It's impossible to say, given her lifelong strength and determination which has been pitted against the vagaries of a brain tumor slowly squeezing out cognition and challenging body function.
And so we who love her fiercely (each in our own particular way) sit vigil. We count breaths. We rub Vitamin E on her lips and swab her mouth with glycerin. We talk to her. We comb her hair. We scratch her back the way she used to love. We pray with the priest who missed just one beat when we confessed she wasn't officially a Roman Catholic, but she was catholic in spirit. We rub lotion on her arms. We look at pictures of her giggling with delight over her grandchildren and her greats.

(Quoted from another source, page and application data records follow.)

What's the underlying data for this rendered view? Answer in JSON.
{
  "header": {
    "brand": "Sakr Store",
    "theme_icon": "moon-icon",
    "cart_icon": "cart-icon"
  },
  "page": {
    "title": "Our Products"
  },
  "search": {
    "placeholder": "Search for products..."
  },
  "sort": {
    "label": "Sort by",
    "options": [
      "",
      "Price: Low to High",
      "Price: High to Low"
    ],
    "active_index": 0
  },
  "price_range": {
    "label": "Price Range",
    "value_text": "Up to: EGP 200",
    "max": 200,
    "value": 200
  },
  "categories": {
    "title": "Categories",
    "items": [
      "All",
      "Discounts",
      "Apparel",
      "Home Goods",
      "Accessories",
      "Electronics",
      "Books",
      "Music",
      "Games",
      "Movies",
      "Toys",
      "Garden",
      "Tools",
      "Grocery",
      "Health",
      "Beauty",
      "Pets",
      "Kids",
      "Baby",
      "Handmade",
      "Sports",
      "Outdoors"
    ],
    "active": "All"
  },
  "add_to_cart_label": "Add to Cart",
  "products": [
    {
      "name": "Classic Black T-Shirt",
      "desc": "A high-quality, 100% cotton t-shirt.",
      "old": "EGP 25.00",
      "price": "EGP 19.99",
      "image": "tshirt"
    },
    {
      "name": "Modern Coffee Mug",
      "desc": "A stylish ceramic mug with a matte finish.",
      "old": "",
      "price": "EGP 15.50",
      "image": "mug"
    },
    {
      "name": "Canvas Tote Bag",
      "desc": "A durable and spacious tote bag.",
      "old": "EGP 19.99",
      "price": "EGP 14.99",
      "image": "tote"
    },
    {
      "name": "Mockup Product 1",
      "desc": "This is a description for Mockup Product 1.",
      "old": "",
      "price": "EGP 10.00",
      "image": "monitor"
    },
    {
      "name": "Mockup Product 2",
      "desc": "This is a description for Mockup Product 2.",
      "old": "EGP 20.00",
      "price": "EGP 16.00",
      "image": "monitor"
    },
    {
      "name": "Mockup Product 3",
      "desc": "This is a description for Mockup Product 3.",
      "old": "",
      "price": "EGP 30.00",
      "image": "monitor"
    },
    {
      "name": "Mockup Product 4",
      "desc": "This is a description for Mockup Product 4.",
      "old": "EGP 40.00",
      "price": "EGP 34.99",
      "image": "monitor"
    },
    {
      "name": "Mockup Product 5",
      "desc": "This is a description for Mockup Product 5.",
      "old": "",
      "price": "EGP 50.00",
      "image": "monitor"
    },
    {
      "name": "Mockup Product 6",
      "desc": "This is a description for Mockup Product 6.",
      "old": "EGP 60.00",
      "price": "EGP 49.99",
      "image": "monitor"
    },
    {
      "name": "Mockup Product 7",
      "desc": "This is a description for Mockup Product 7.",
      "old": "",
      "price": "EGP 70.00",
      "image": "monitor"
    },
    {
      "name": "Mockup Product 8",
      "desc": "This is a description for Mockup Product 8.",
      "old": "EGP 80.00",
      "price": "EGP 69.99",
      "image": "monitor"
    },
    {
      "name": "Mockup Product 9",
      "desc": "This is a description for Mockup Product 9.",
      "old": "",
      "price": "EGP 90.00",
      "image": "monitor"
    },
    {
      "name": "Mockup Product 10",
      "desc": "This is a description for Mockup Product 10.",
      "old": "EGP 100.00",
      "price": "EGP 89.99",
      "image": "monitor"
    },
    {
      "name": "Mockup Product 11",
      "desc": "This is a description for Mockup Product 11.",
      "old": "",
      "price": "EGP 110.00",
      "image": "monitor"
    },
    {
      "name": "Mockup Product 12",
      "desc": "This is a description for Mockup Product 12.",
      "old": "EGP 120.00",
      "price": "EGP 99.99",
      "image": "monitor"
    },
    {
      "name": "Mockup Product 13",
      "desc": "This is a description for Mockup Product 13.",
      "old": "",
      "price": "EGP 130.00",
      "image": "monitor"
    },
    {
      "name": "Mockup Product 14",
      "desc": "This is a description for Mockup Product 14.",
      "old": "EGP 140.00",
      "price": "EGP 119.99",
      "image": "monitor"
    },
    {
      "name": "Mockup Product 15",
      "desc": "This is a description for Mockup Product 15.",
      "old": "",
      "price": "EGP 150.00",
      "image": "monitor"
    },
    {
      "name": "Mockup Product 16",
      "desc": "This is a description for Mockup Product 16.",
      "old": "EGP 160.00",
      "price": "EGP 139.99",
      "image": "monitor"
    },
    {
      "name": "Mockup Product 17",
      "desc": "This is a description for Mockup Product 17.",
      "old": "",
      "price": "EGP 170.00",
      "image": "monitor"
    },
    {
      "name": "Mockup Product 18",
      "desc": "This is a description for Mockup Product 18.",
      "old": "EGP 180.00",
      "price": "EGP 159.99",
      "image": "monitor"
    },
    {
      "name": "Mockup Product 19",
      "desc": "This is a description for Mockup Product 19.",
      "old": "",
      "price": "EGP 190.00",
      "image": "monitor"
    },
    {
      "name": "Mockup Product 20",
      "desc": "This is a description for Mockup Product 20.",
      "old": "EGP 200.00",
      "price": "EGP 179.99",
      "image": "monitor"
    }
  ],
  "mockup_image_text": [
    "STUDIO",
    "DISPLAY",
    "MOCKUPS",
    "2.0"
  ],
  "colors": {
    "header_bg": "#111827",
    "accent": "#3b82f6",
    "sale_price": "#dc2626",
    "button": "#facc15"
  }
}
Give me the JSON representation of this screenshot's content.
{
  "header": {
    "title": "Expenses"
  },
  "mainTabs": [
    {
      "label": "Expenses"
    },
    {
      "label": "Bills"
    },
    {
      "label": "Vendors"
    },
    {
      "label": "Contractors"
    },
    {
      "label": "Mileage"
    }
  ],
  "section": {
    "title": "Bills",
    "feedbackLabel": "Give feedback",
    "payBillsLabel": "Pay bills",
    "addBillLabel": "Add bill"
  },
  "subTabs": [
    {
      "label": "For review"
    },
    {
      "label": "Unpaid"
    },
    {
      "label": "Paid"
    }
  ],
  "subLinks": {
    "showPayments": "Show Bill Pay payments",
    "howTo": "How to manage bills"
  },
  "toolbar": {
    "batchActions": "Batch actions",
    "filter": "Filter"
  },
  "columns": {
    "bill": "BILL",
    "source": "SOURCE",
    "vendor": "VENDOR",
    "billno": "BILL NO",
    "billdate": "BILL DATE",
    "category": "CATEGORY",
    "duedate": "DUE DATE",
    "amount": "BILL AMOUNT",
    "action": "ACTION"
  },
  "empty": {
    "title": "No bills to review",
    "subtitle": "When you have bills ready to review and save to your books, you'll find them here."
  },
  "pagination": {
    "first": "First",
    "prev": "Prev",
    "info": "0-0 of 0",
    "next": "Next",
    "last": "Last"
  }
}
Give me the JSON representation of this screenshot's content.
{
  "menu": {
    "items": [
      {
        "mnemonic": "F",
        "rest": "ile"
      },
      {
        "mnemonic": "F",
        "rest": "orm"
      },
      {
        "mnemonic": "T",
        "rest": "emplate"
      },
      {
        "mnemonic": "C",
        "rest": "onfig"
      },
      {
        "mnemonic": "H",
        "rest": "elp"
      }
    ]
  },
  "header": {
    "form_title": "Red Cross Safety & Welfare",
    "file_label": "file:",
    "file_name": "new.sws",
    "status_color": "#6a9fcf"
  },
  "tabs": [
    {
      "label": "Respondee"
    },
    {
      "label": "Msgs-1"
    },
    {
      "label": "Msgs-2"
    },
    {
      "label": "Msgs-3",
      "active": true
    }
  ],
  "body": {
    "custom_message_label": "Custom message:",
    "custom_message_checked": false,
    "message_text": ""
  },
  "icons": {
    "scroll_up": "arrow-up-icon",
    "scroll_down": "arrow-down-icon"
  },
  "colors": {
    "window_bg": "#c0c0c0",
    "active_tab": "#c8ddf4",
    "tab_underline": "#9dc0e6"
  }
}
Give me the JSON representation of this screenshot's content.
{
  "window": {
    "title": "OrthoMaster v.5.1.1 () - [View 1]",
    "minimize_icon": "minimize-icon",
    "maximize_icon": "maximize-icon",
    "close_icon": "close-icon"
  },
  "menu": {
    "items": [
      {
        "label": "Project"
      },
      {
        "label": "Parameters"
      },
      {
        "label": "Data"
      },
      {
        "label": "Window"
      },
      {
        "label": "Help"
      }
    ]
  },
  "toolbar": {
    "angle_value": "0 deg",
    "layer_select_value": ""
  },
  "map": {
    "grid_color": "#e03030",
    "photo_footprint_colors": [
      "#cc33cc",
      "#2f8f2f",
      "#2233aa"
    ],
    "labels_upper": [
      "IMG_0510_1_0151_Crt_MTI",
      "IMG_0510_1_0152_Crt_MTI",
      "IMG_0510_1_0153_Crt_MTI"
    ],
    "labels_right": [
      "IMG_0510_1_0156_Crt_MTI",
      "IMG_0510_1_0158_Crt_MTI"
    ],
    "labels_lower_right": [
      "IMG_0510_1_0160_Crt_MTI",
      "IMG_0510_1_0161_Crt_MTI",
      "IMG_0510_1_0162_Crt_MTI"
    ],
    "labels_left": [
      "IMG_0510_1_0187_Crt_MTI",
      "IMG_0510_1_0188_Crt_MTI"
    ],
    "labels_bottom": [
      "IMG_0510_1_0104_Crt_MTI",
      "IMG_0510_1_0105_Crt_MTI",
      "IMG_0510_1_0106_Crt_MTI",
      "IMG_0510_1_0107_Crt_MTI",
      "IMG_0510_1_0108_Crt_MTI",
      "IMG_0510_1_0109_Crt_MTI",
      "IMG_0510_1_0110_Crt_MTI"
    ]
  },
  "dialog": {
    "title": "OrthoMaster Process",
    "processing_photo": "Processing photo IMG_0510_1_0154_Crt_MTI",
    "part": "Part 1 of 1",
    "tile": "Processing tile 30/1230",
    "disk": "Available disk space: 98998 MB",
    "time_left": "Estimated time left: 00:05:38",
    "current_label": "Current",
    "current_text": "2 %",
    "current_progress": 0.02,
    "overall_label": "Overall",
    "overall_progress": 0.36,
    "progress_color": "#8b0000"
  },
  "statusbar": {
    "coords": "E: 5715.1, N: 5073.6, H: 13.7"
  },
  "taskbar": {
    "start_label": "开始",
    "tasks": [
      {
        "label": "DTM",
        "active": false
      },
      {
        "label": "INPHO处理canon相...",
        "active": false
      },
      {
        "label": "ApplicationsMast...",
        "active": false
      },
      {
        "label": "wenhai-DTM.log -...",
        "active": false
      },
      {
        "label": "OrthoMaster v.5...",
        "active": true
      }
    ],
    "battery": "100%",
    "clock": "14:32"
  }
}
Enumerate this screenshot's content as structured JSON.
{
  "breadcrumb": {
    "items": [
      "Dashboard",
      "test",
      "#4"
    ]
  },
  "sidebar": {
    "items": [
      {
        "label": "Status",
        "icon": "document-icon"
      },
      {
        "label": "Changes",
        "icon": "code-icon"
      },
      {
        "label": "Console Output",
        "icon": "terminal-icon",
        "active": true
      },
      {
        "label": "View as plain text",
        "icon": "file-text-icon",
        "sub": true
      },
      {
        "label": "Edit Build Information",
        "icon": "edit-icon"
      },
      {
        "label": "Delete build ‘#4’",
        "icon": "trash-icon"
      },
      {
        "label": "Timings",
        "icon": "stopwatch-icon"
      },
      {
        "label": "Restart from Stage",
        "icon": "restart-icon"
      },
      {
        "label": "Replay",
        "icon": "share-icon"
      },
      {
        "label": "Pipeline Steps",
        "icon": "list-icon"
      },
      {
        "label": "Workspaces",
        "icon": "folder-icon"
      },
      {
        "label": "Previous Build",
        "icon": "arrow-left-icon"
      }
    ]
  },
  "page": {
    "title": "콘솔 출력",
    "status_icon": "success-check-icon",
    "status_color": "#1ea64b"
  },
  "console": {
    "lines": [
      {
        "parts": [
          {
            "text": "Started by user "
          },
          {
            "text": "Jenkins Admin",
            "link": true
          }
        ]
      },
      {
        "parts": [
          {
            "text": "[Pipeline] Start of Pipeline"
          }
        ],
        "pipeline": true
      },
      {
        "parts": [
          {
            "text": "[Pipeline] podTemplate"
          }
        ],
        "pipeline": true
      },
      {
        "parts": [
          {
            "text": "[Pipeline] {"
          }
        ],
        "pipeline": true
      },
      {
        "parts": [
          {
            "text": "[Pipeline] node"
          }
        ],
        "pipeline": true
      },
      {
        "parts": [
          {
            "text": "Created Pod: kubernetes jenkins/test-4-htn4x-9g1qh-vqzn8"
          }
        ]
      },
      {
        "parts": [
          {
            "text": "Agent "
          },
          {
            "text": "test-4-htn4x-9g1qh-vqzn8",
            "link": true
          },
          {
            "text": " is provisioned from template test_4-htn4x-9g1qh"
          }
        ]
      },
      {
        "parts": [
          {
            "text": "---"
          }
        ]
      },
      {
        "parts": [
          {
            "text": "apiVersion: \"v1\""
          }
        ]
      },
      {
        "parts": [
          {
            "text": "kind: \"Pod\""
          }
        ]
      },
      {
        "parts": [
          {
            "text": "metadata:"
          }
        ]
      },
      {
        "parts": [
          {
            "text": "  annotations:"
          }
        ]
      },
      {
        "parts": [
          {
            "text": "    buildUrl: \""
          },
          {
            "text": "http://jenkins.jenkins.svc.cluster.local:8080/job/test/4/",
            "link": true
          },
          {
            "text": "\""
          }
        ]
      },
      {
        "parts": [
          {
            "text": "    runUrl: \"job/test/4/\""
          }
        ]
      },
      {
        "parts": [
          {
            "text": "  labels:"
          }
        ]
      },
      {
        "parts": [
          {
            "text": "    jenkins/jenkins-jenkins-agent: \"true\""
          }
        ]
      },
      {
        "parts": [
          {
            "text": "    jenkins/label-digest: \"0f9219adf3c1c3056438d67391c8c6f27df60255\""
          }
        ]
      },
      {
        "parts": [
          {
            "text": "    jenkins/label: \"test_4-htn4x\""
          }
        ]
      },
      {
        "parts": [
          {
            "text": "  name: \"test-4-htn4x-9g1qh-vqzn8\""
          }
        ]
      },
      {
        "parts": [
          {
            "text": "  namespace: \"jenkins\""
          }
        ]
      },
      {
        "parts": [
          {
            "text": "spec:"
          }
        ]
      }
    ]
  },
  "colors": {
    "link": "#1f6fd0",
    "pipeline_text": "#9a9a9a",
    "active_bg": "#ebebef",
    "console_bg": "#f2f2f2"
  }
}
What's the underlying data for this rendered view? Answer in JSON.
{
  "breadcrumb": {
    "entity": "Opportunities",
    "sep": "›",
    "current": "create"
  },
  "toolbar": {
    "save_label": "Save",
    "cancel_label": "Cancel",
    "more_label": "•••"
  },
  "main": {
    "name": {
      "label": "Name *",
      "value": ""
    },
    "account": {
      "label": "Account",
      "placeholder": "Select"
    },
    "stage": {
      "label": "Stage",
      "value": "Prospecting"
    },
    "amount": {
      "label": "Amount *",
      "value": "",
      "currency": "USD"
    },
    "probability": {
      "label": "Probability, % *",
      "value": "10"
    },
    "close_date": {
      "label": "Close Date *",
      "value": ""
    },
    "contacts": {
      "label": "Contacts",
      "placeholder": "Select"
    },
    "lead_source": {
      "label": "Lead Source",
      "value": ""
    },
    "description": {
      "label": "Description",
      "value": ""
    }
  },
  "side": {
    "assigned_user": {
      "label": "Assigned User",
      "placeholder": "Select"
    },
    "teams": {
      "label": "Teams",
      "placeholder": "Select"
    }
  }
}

Does she need us here? Doubtful. She has always been strong and independent, resourceful and private. An Army nurse in wartime, who tended poor souls released from concentration camps and cared for burn victims. A sister. A mother of three boys, now men with families of their own. A student of thrift who spent money reluctantly and saved money religiously. A quilter. A walker. A modest woman who was more interested in helping than being helped. In listening than in talking.
Do I need to be here? Absolutely.
She is my mother-in-law, the woman I met the day her son and I told her we were having a baby. Not something she necessarily wanted to hear from a child still in college, but news she met with grace and warmth. She welcomed me that day, some 37 years ago, and she, a woman who was not known for her displays of affection, made clear she loved me every day since then.
What can I do for her now? I can talk to her; I can tell her I love her. Can she hear me? Doubtful. I can rub more lotion on her arms. I can straighten the sheet that covers her. I can hold her while the nurse swabs the blisters forming from too long in bed. I can comb her hair. I can squeeze her hand. Does she know any of this? I can't know.
But I do know this: I know it matters to me. I accept that my vigil here is as much for me as it is for her. I love you, Roberta Joan Brady, and I am honored that you loved me. That is more than enough.